■ Extracted data:

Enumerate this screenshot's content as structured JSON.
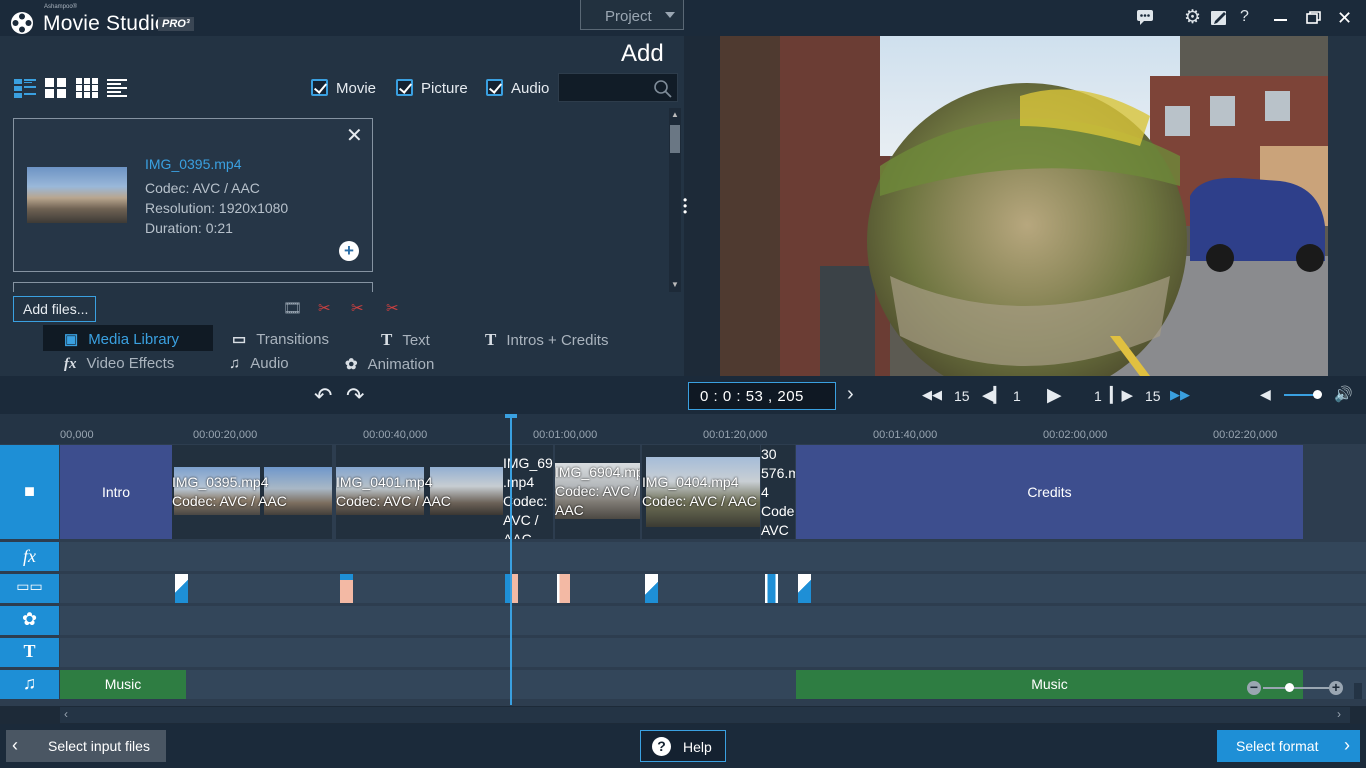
{
  "titlebar": {
    "brand_small": "Ashampoo®",
    "app_title": "Movie Studio",
    "edition": "PRO³",
    "project_menu": "Project",
    "icons": [
      "chat-icon",
      "gear-icon",
      "edit-icon",
      "help-icon",
      "minimize-icon",
      "restore-icon",
      "close-icon"
    ]
  },
  "panel": {
    "title": "Add",
    "filters": [
      {
        "label": "Movie",
        "checked": true
      },
      {
        "label": "Picture",
        "checked": true
      },
      {
        "label": "Audio",
        "checked": true
      }
    ],
    "search_placeholder": ""
  },
  "media_item": {
    "name": "IMG_0395.mp4",
    "codec": "Codec: AVC / AAC",
    "resolution": "Resolution: 1920x1080",
    "duration": "Duration: 0:21"
  },
  "add_files_label": "Add files...",
  "categories": [
    {
      "label": "Media Library",
      "icon": "camera-icon",
      "active": true
    },
    {
      "label": "Transitions",
      "icon": "transitions-icon"
    },
    {
      "label": "Text",
      "icon": "text-icon"
    },
    {
      "label": "Intros + Credits",
      "icon": "text-icon"
    },
    {
      "label": "Video Effects",
      "icon": "fx-icon"
    },
    {
      "label": "Audio",
      "icon": "music-icon"
    },
    {
      "label": "Animation",
      "icon": "flower-icon"
    }
  ],
  "transport": {
    "timecode": "0  :  0  :  53  ,  205",
    "skip_back_label": "15",
    "frame_back_label": "1",
    "frame_fwd_label": "1",
    "skip_fwd_label": "15",
    "volume": 0.85
  },
  "ruler": [
    "00,000",
    "00:00:20,000",
    "00:00:40,000",
    "00:01:00,000",
    "00:01:20,000",
    "00:01:40,000",
    "00:02:00,000",
    "00:02:20,000"
  ],
  "timeline": {
    "intro_label": "Intro",
    "credits_label": "Credits",
    "music_label": "Music",
    "clips": [
      {
        "name": "IMG_0395.mp4",
        "codec": "Codec: AVC / AAC"
      },
      {
        "name": "IMG_0401.mp4",
        "codec": "Codec: AVC / AAC"
      },
      {
        "name_line1": "IMG_6905",
        "name_line2": ".mp4",
        "codec1": "Codec:",
        "codec2": "AVC / AAC"
      },
      {
        "name": "IMG_6904.mp4",
        "codec1": "Codec: AVC /",
        "codec2": "AAC"
      },
      {
        "name": "IMG_0404.mp4",
        "codec": "Codec: AVC / AAC"
      },
      {
        "l1": "30",
        "l2": "576.m",
        "l3": "4",
        "l4": "Codec",
        "l5": "AVC /"
      }
    ]
  },
  "bottom": {
    "back_label": "Select input files",
    "help_label": "Help",
    "next_label": "Select format"
  },
  "colors": {
    "accent": "#1e8fd6",
    "intro_credits": "#3d4e8e",
    "music": "#2e7d42"
  }
}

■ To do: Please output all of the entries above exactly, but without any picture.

■ Your response:
Enumerate this screenshot's content as structured JSON.
{
  "titlebar": {
    "brand_small": "Ashampoo®",
    "app_title": "Movie Studio",
    "edition": "PRO³",
    "project_menu": "Project",
    "icons": [
      "chat-icon",
      "gear-icon",
      "edit-icon",
      "help-icon",
      "minimize-icon",
      "restore-icon",
      "close-icon"
    ]
  },
  "panel": {
    "title": "Add",
    "filters": [
      {
        "label": "Movie",
        "checked": true
      },
      {
        "label": "Picture",
        "checked": true
      },
      {
        "label": "Audio",
        "checked": true
      }
    ],
    "search_placeholder": ""
  },
  "media_item": {
    "name": "IMG_0395.mp4",
    "codec": "Codec: AVC / AAC",
    "resolution": "Resolution: 1920x1080",
    "duration": "Duration: 0:21"
  },
  "add_files_label": "Add files...",
  "categories": [
    {
      "label": "Media Library",
      "icon": "camera-icon",
      "active": true
    },
    {
      "label": "Transitions",
      "icon": "transitions-icon"
    },
    {
      "label": "Text",
      "icon": "text-icon"
    },
    {
      "label": "Intros + Credits",
      "icon": "text-icon"
    },
    {
      "label": "Video Effects",
      "icon": "fx-icon"
    },
    {
      "label": "Audio",
      "icon": "music-icon"
    },
    {
      "label": "Animation",
      "icon": "flower-icon"
    }
  ],
  "transport": {
    "timecode": "0  :  0  :  53  ,  205",
    "skip_back_label": "15",
    "frame_back_label": "1",
    "frame_fwd_label": "1",
    "skip_fwd_label": "15",
    "volume": 0.85
  },
  "ruler": [
    "00,000",
    "00:00:20,000",
    "00:00:40,000",
    "00:01:00,000",
    "00:01:20,000",
    "00:01:40,000",
    "00:02:00,000",
    "00:02:20,000"
  ],
  "timeline": {
    "intro_label": "Intro",
    "credits_label": "Credits",
    "music_label": "Music",
    "clips": [
      {
        "name": "IMG_0395.mp4",
        "codec": "Codec: AVC / AAC"
      },
      {
        "name": "IMG_0401.mp4",
        "codec": "Codec: AVC / AAC"
      },
      {
        "name_line1": "IMG_6905",
        "name_line2": ".mp4",
        "codec1": "Codec:",
        "codec2": "AVC / AAC"
      },
      {
        "name": "IMG_6904.mp4",
        "codec1": "Codec: AVC /",
        "codec2": "AAC"
      },
      {
        "name": "IMG_0404.mp4",
        "codec": "Codec: AVC / AAC"
      },
      {
        "l1": "30",
        "l2": "576.m",
        "l3": "4",
        "l4": "Codec",
        "l5": "AVC /"
      }
    ]
  },
  "bottom": {
    "back_label": "Select input files",
    "help_label": "Help",
    "next_label": "Select format"
  },
  "colors": {
    "accent": "#1e8fd6",
    "intro_credits": "#3d4e8e",
    "music": "#2e7d42"
  }
}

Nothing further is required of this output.